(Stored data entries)
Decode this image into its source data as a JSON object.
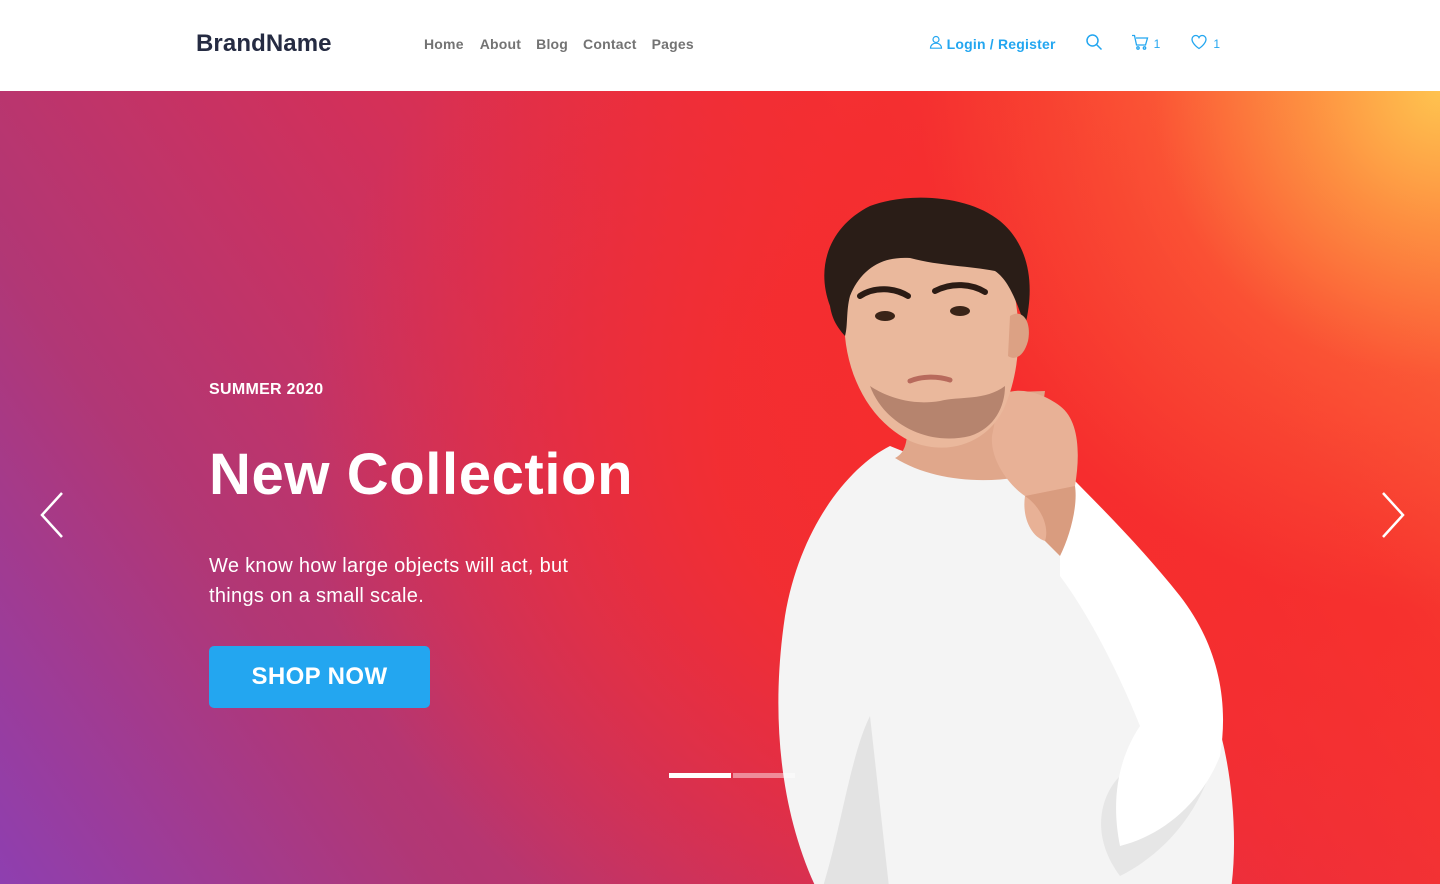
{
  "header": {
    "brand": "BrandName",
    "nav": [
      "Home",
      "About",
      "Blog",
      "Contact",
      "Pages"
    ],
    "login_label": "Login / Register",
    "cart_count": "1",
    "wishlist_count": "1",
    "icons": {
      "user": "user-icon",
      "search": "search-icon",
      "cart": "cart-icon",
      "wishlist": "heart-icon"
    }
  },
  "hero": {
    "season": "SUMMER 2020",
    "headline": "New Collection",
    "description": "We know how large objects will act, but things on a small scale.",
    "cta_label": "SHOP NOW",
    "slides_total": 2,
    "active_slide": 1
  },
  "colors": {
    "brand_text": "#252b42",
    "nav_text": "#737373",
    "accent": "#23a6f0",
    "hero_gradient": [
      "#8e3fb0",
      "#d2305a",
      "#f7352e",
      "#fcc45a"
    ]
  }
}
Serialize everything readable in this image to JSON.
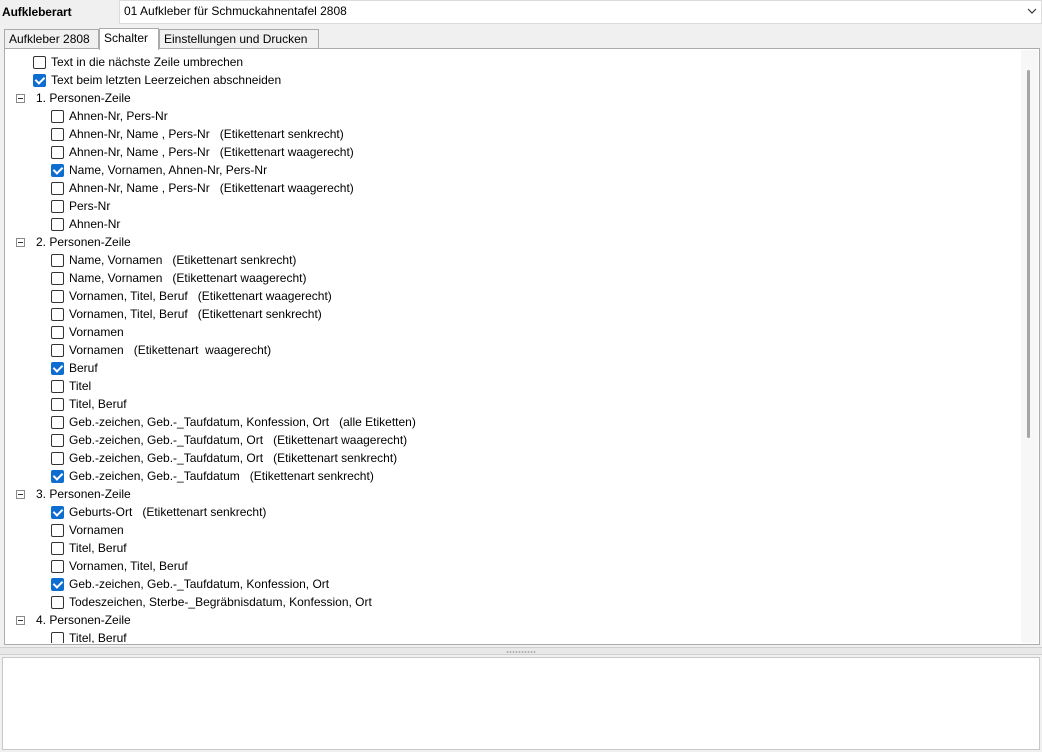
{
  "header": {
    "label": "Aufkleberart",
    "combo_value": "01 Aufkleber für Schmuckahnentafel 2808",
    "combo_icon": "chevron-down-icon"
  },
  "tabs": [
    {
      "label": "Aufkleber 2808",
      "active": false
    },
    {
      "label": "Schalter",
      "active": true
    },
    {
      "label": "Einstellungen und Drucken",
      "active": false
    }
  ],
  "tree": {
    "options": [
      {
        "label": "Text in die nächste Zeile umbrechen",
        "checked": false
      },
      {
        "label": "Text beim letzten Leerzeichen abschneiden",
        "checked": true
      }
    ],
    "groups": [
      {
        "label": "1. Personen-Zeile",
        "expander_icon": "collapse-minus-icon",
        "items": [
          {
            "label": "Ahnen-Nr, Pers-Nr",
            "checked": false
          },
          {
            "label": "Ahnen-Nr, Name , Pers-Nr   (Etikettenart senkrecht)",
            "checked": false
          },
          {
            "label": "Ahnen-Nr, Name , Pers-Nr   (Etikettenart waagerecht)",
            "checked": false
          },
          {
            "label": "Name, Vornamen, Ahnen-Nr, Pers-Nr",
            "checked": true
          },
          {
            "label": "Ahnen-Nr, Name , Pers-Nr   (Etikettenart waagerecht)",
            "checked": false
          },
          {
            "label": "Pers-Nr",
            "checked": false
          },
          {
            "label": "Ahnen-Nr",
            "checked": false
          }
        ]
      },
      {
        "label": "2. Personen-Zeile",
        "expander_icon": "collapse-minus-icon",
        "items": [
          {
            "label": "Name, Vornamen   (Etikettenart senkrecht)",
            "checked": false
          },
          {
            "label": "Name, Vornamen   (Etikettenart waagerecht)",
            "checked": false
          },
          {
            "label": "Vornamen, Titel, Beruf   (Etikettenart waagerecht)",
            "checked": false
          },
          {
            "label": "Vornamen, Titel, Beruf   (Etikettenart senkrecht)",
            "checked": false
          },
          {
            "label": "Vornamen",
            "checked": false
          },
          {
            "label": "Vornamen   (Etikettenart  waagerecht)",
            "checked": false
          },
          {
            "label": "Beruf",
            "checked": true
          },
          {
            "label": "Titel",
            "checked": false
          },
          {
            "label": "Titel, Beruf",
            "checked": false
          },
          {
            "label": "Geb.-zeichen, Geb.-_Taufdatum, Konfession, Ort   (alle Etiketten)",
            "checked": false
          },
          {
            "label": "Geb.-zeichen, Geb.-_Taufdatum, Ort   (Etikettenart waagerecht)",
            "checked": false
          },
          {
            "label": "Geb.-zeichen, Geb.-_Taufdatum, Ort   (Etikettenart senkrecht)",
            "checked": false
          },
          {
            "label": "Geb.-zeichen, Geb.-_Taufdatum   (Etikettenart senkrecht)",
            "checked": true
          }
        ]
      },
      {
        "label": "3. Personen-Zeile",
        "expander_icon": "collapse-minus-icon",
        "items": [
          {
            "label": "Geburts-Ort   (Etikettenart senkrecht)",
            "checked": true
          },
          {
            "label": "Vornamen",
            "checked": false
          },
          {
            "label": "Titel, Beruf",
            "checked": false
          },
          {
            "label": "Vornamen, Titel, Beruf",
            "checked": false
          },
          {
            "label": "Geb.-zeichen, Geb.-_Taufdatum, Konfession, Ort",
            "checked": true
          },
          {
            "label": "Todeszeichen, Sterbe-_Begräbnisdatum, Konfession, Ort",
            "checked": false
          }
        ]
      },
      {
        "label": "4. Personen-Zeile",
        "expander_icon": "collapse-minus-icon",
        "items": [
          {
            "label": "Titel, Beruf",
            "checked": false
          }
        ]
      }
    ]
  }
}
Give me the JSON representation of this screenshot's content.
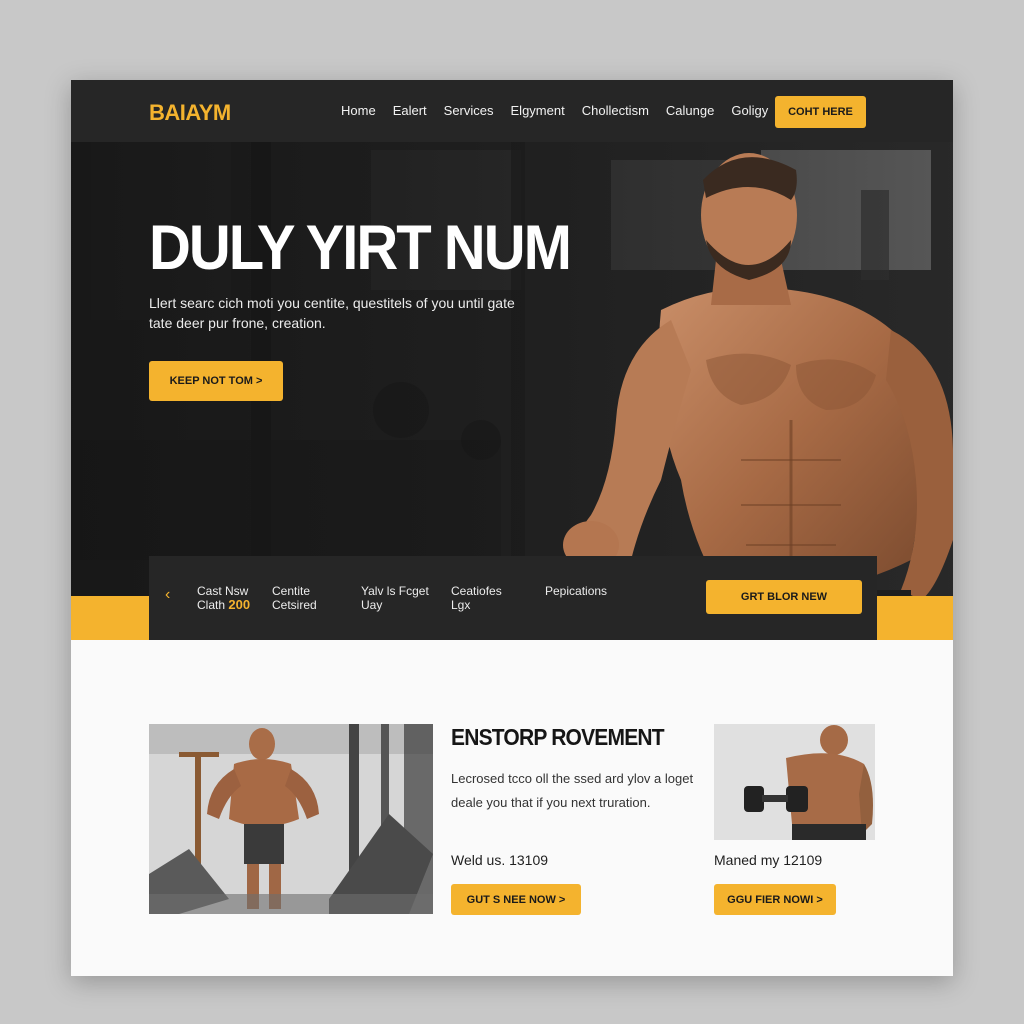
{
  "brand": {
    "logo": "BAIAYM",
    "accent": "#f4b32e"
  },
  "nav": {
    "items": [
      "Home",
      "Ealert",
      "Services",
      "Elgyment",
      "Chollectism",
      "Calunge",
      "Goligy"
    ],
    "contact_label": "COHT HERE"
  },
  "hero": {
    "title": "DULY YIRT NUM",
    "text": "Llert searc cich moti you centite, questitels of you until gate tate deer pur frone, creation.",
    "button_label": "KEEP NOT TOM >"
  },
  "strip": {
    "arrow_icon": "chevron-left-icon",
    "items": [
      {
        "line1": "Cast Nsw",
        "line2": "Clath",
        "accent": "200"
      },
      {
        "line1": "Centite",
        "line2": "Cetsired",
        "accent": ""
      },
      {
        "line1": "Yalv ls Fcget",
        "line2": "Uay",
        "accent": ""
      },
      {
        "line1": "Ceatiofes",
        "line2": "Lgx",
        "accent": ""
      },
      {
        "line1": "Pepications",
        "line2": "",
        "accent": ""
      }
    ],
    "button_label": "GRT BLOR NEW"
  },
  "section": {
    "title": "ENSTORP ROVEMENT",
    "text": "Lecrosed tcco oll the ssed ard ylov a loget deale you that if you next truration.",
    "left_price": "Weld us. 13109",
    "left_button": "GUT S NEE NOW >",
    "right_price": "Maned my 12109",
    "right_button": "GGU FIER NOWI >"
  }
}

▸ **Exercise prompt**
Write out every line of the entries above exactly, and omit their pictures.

▸ **Written reply**
Decode this image into its source data as a JSON object.
{
  "header": {
    "brand": "BrandName",
    "nav": [
      "Home",
      "About",
      "Blog",
      "Contact",
      "Pages"
    ],
    "login_label": "Login / Register",
    "cart_count": "1",
    "wishlist_count": "1",
    "icons": {
      "user": "user-icon",
      "search": "search-icon",
      "cart": "cart-icon",
      "wishlist": "heart-icon"
    }
  },
  "hero": {
    "season": "SUMMER 2020",
    "headline": "New Collection",
    "description": "We know how large objects will act, but things on a small scale.",
    "cta_label": "SHOP NOW",
    "slides_total": 2,
    "active_slide": 1
  },
  "colors": {
    "brand_text": "#252b42",
    "nav_text": "#737373",
    "accent": "#23a6f0",
    "hero_gradient": [
      "#8e3fb0",
      "#d2305a",
      "#f7352e",
      "#fcc45a"
    ]
  }
}
Serialize everything readable in this image to JSON.
{
  "header": {
    "label": "Aufkleberart",
    "combo_value": "01 Aufkleber für Schmuckahnentafel 2808",
    "combo_icon": "chevron-down-icon"
  },
  "tabs": [
    {
      "label": "Aufkleber 2808",
      "active": false
    },
    {
      "label": "Schalter",
      "active": true
    },
    {
      "label": "Einstellungen und Drucken",
      "active": false
    }
  ],
  "tree": {
    "options": [
      {
        "label": "Text in die nächste Zeile umbrechen",
        "checked": false
      },
      {
        "label": "Text beim letzten Leerzeichen abschneiden",
        "checked": true
      }
    ],
    "groups": [
      {
        "label": "1. Personen-Zeile",
        "expander_icon": "collapse-minus-icon",
        "items": [
          {
            "label": "Ahnen-Nr, Pers-Nr",
            "checked": false
          },
          {
            "label": "Ahnen-Nr, Name , Pers-Nr   (Etikettenart senkrecht)",
            "checked": false
          },
          {
            "label": "Ahnen-Nr, Name , Pers-Nr   (Etikettenart waagerecht)",
            "checked": false
          },
          {
            "label": "Name, Vornamen, Ahnen-Nr, Pers-Nr",
            "checked": true
          },
          {
            "label": "Ahnen-Nr, Name , Pers-Nr   (Etikettenart waagerecht)",
            "checked": false
          },
          {
            "label": "Pers-Nr",
            "checked": false
          },
          {
            "label": "Ahnen-Nr",
            "checked": false
          }
        ]
      },
      {
        "label": "2. Personen-Zeile",
        "expander_icon": "collapse-minus-icon",
        "items": [
          {
            "label": "Name, Vornamen   (Etikettenart senkrecht)",
            "checked": false
          },
          {
            "label": "Name, Vornamen   (Etikettenart waagerecht)",
            "checked": false
          },
          {
            "label": "Vornamen, Titel, Beruf   (Etikettenart waagerecht)",
            "checked": false
          },
          {
            "label": "Vornamen, Titel, Beruf   (Etikettenart senkrecht)",
            "checked": false
          },
          {
            "label": "Vornamen",
            "checked": false
          },
          {
            "label": "Vornamen   (Etikettenart  waagerecht)",
            "checked": false
          },
          {
            "label": "Beruf",
            "checked": true
          },
          {
            "label": "Titel",
            "checked": false
          },
          {
            "label": "Titel, Beruf",
            "checked": false
          },
          {
            "label": "Geb.-zeichen, Geb.-_Taufdatum, Konfession, Ort   (alle Etiketten)",
            "checked": false
          },
          {
            "label": "Geb.-zeichen, Geb.-_Taufdatum, Ort   (Etikettenart waagerecht)",
            "checked": false
          },
          {
            "label": "Geb.-zeichen, Geb.-_Taufdatum, Ort   (Etikettenart senkrecht)",
            "checked": false
          },
          {
            "label": "Geb.-zeichen, Geb.-_Taufdatum   (Etikettenart senkrecht)",
            "checked": true
          }
        ]
      },
      {
        "label": "3. Personen-Zeile",
        "expander_icon": "collapse-minus-icon",
        "items": [
          {
            "label": "Geburts-Ort   (Etikettenart senkrecht)",
            "checked": true
          },
          {
            "label": "Vornamen",
            "checked": false
          },
          {
            "label": "Titel, Beruf",
            "checked": false
          },
          {
            "label": "Vornamen, Titel, Beruf",
            "checked": false
          },
          {
            "label": "Geb.-zeichen, Geb.-_Taufdatum, Konfession, Ort",
            "checked": true
          },
          {
            "label": "Todeszeichen, Sterbe-_Begräbnisdatum, Konfession, Ort",
            "checked": false
          }
        ]
      },
      {
        "label": "4. Personen-Zeile",
        "expander_icon": "collapse-minus-icon",
        "items": [
          {
            "label": "Titel, Beruf",
            "checked": false
          }
        ]
      }
    ]
  }
}
Give me the JSON representation of this screenshot's content.
{
  "brand": {
    "logo": "BAIAYM",
    "accent": "#f4b32e"
  },
  "nav": {
    "items": [
      "Home",
      "Ealert",
      "Services",
      "Elgyment",
      "Chollectism",
      "Calunge",
      "Goligy"
    ],
    "contact_label": "COHT HERE"
  },
  "hero": {
    "title": "DULY YIRT NUM",
    "text": "Llert searc cich moti you centite, questitels of you until gate tate deer pur frone, creation.",
    "button_label": "KEEP NOT TOM >"
  },
  "strip": {
    "arrow_icon": "chevron-left-icon",
    "items": [
      {
        "line1": "Cast Nsw",
        "line2": "Clath",
        "accent": "200"
      },
      {
        "line1": "Centite",
        "line2": "Cetsired",
        "accent": ""
      },
      {
        "line1": "Yalv ls Fcget",
        "line2": "Uay",
        "accent": ""
      },
      {
        "line1": "Ceatiofes",
        "line2": "Lgx",
        "accent": ""
      },
      {
        "line1": "Pepications",
        "line2": "",
        "accent": ""
      }
    ],
    "button_label": "GRT BLOR NEW"
  },
  "section": {
    "title": "ENSTORP ROVEMENT",
    "text": "Lecrosed tcco oll the ssed ard ylov a loget deale you that if you next truration.",
    "left_price": "Weld us. 13109",
    "left_button": "GUT S NEE NOW >",
    "right_price": "Maned my 12109",
    "right_button": "GGU FIER NOWI >"
  }
}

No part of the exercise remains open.